Then the school built a 5,000-seat arena to help lure recruits and demonstrate its commitment to building its basketball program and taking it to the next level.
Mueller compared Hyndman to Duke basketball coach Mike Krzyzewski, who has build the Blue Devils men’s program into one of the most elite in the nation during his 34 years as the head coach. Hyndman spent 31 years as a college coach and six years coaching FC Dallas, a Major League Soccer (MLS) team, during which time he was named Coach of the Year.
The college president called him “one of the best collegiate coaches in the history of men’s soccer.”
In order to make room for Hyndman, Vaught had to first fire former head coach Petar Draksin, who had been coaching soccer at the school for the past 28 years.
Draksin led the Antelopes to five Pacific West Conference titles in the last seven years, before the ‘Lopes began the transition period to D-I. They finished that final season of D-II play as the No. 10 team in the nation and advanced to the Sweet 16 of the NCAA Division II Tournament.

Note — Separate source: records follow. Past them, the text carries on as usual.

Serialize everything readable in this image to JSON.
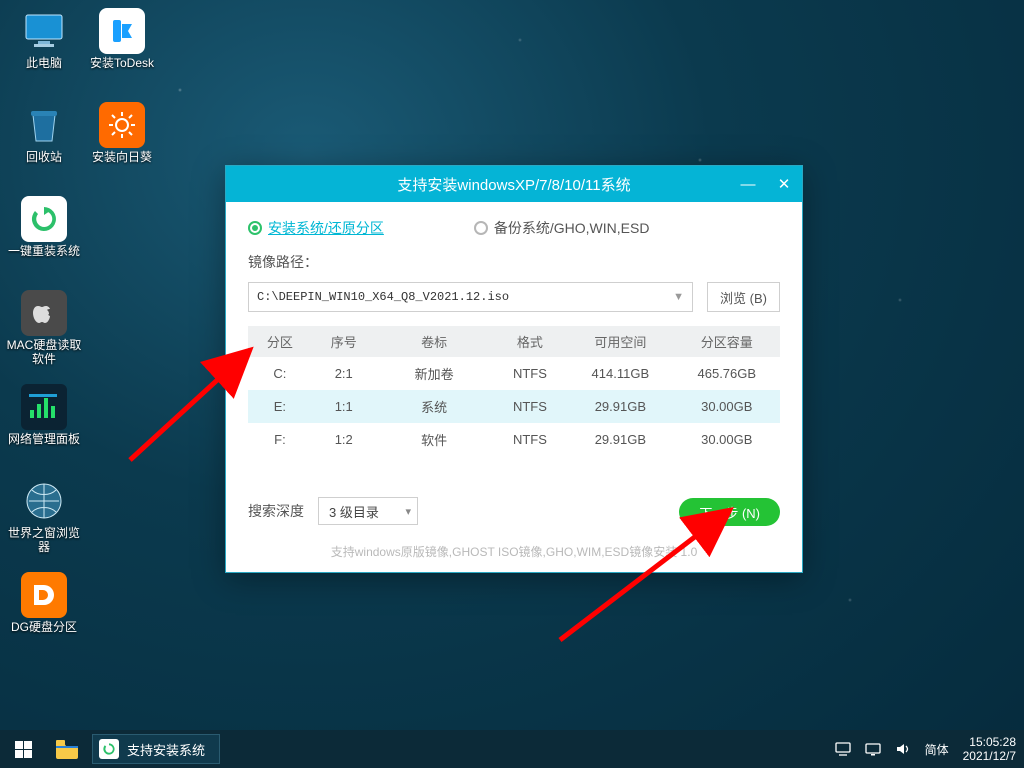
{
  "desktop": {
    "col_left": [
      {
        "name": "此电脑"
      },
      {
        "name": "回收站"
      },
      {
        "name": "一键重装系统"
      },
      {
        "name": "MAC硬盘读取软件"
      },
      {
        "name": "网络管理面板"
      },
      {
        "name": "世界之窗浏览器"
      },
      {
        "name": "DG硬盘分区"
      }
    ],
    "col_right": [
      {
        "name": "安装ToDesk"
      },
      {
        "name": "安装向日葵"
      }
    ]
  },
  "window": {
    "title": "支持安装windowsXP/7/8/10/11系统",
    "radio_install": "安装系统/还原分区",
    "radio_backup": "备份系统/GHO,WIN,ESD",
    "path_label": "镜像路径：",
    "path_value": "C:\\DEEPIN_WIN10_X64_Q8_V2021.12.iso",
    "browse": "浏览 (B)",
    "columns": [
      "分区",
      "序号",
      "卷标",
      "格式",
      "可用空间",
      "分区容量"
    ],
    "rows": [
      {
        "p": "C:",
        "n": "2:1",
        "v": "新加卷",
        "f": "NTFS",
        "free": "414.11GB",
        "cap": "465.76GB",
        "selected": false
      },
      {
        "p": "E:",
        "n": "1:1",
        "v": "系统",
        "f": "NTFS",
        "free": "29.91GB",
        "cap": "30.00GB",
        "selected": true
      },
      {
        "p": "F:",
        "n": "1:2",
        "v": "软件",
        "f": "NTFS",
        "free": "29.91GB",
        "cap": "30.00GB",
        "selected": false
      }
    ],
    "search_label": "搜索深度",
    "search_value": "3 级目录",
    "next": "下一步 (N)",
    "support_note": "支持windows原版镜像,GHOST ISO镜像,GHO,WIM,ESD镜像安装    1.0"
  },
  "taskbar": {
    "app_label": "支持安装系统",
    "ime": "简体",
    "time": "15:05:28",
    "date": "2021/12/7"
  }
}
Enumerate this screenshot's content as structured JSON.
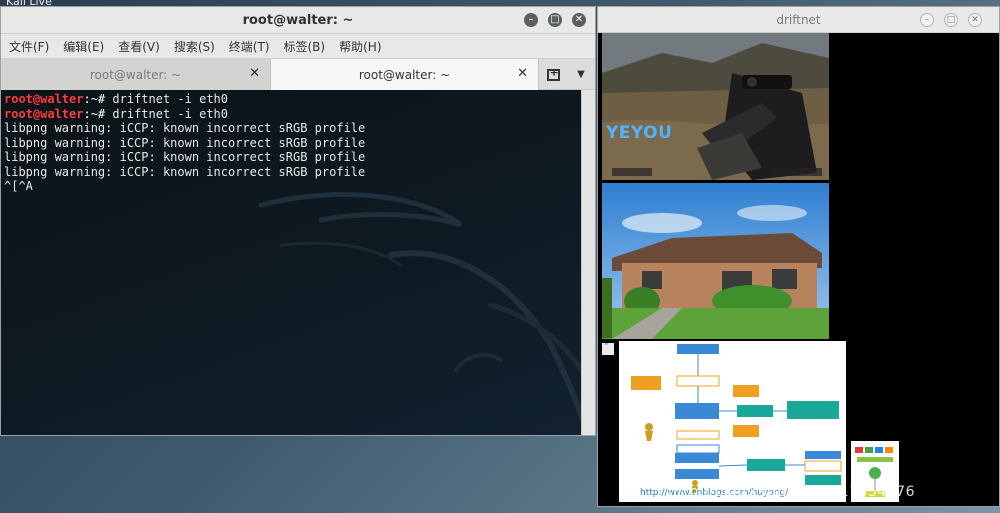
{
  "desktop": {
    "label": "Kali Live"
  },
  "terminal": {
    "title": "root@walter: ~",
    "menu": [
      "文件(F)",
      "编辑(E)",
      "查看(V)",
      "搜索(S)",
      "终端(T)",
      "标签(B)",
      "帮助(H)"
    ],
    "tabs": [
      {
        "label": "root@walter: ~",
        "active": false
      },
      {
        "label": "root@walter: ~",
        "active": true
      }
    ],
    "prompt_user": "root@walter",
    "prompt_path": ":~#",
    "commands": [
      " driftnet -i eth0",
      " driftnet -i eth0"
    ],
    "output": [
      "libpng warning: iCCP: known incorrect sRGB profile",
      "libpng warning: iCCP: known incorrect sRGB profile",
      "libpng warning: iCCP: known incorrect sRGB profile",
      "libpng warning: iCCP: known incorrect sRGB profile",
      "^[^A"
    ]
  },
  "driftnet": {
    "title": "driftnet",
    "images": [
      {
        "name": "game-screenshot-image",
        "overlay_text": "YEYOU"
      },
      {
        "name": "house-photo-image"
      },
      {
        "name": "flowchart-image",
        "caption": "http://www.cnblogs.com/huyong/"
      },
      {
        "name": "small-diagram-image"
      }
    ]
  },
  "watermark": "http://blog.csdn.net/u011554976",
  "colors": {
    "prompt_user": "#ff3b3b",
    "terminal_bg": "#0e1a22",
    "chrome": "#e8e8e7"
  }
}
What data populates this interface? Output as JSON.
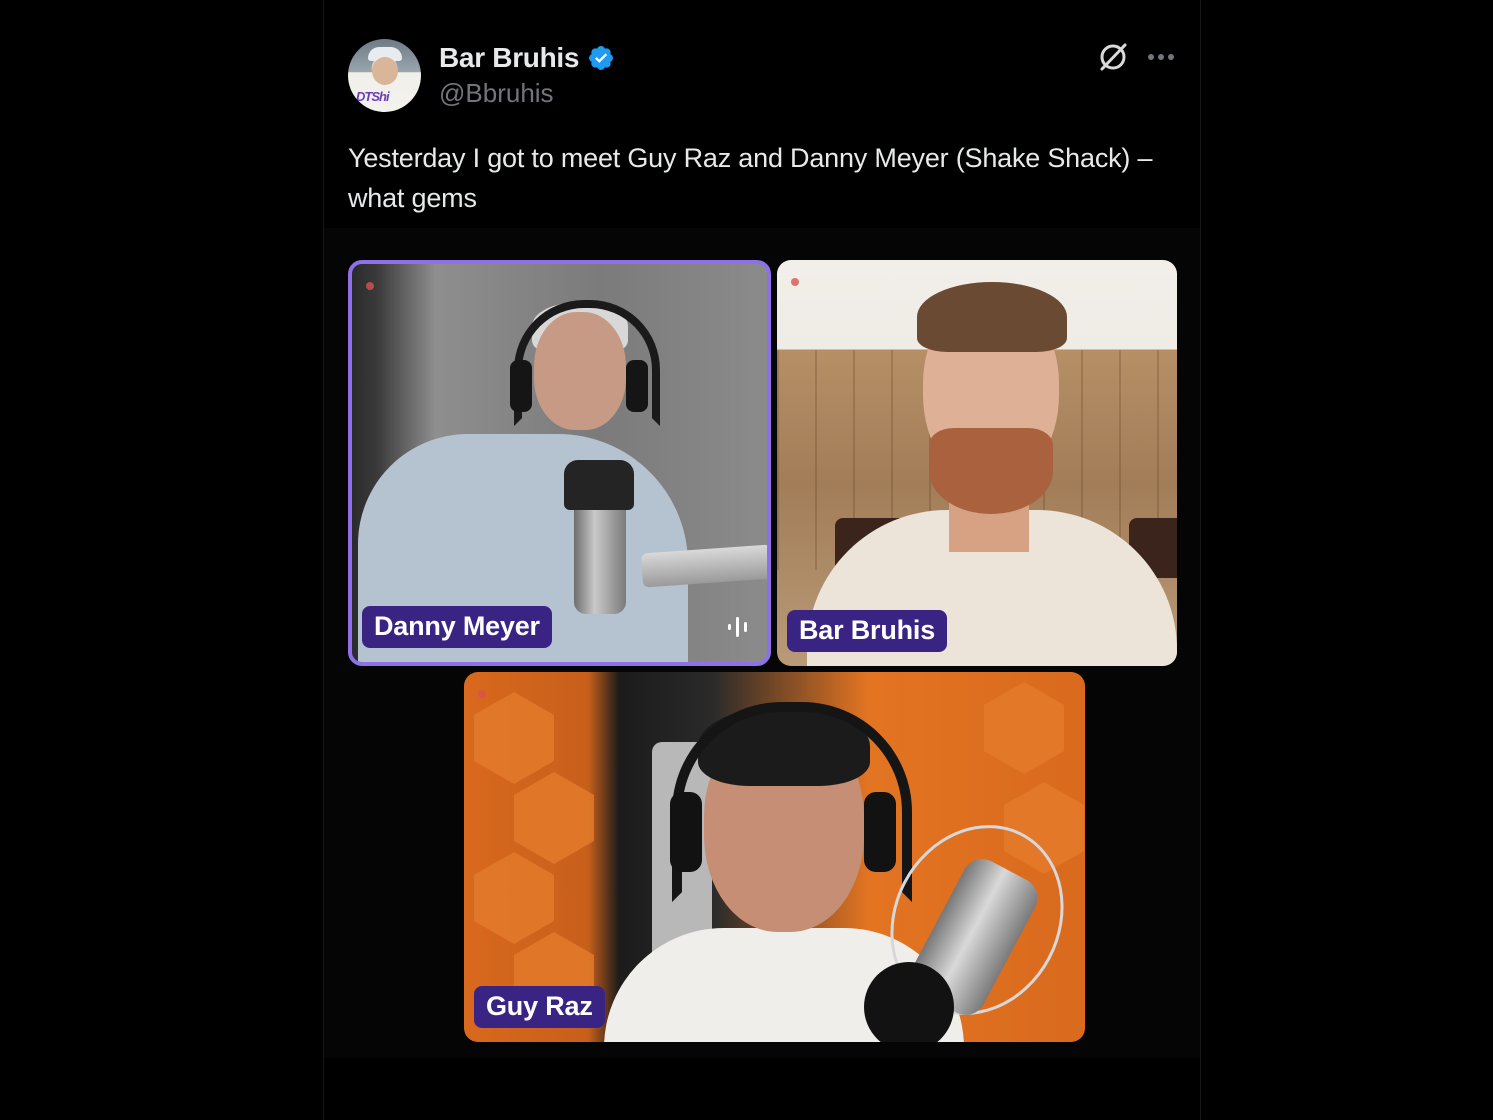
{
  "author": {
    "display_name": "Bar Bruhis",
    "handle": "@Bbruhis",
    "verified": true,
    "avatar_shirt_text": "DTShi"
  },
  "header_icons": {
    "grok": "grok-icon",
    "more": "more-icon",
    "verified": "verified-badge-icon"
  },
  "tweet": {
    "text": "Yesterday I got to meet Guy Raz and Danny Meyer (Shake Shack) – what gems"
  },
  "media": {
    "tiles": [
      {
        "label": "Danny Meyer",
        "active_speaker": true
      },
      {
        "label": "Bar Bruhis",
        "active_speaker": false
      },
      {
        "label": "Guy Raz",
        "active_speaker": false
      }
    ]
  },
  "colors": {
    "background": "#000000",
    "text_primary": "#e7e9ea",
    "text_secondary": "#71767b",
    "verified_blue": "#1d9bf0",
    "label_bg": "#3a2483",
    "active_border": "#8e70e8"
  }
}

But the ‘Lopes went 4-14-1 in their first season of D-I competition and won just five games last season. So in mid-December, Vaught pulled the trigger and told Draksin the school was going to “move in another direction.”
Now we know what direction that is going to be.
This becomes the first major coaching decision of the Vaught era. The 53-year-old Vaught, who came to the job in mid-October with a wealth of experience at the college level, also replaced someone with a long history with the school. Keith Baker had been the AD for the past 20 years, but had also played baseball there as a student and served as the sports information director and assistant AD along the way to becoming athletic director in 1994.
He, too, has become collateral damage along the way in the attempt to take the GCU athletic program to an elite level. But he does continue to work at the school in a different capacity.
So the new athletic director has hired a new soccer coach. And it looks like a pretty safe first move.
Hyndman never had a losing season in his 24 years as head coach at Southern Methodist University, took the program to 22 NCAA Tournament appearances and the College Cup game twice, won six conference tournament and nine regular-season championships, and was named Coach of the Year eight times.
Kevin Grimes, the men’s soccer coach at the University of California, pointed out that “Schellas is already one of the all-time great coaches in the history of college soccer. His hiring immediately puts Grand Canyon on the national soccer map.”
And that’s right where Mueller and Vaught want their newly-minted soccer program to be.
So move over, Majerle, there’s a new big-time coach on campus.
(Photo: GCU Athletics/ Darryl Webb)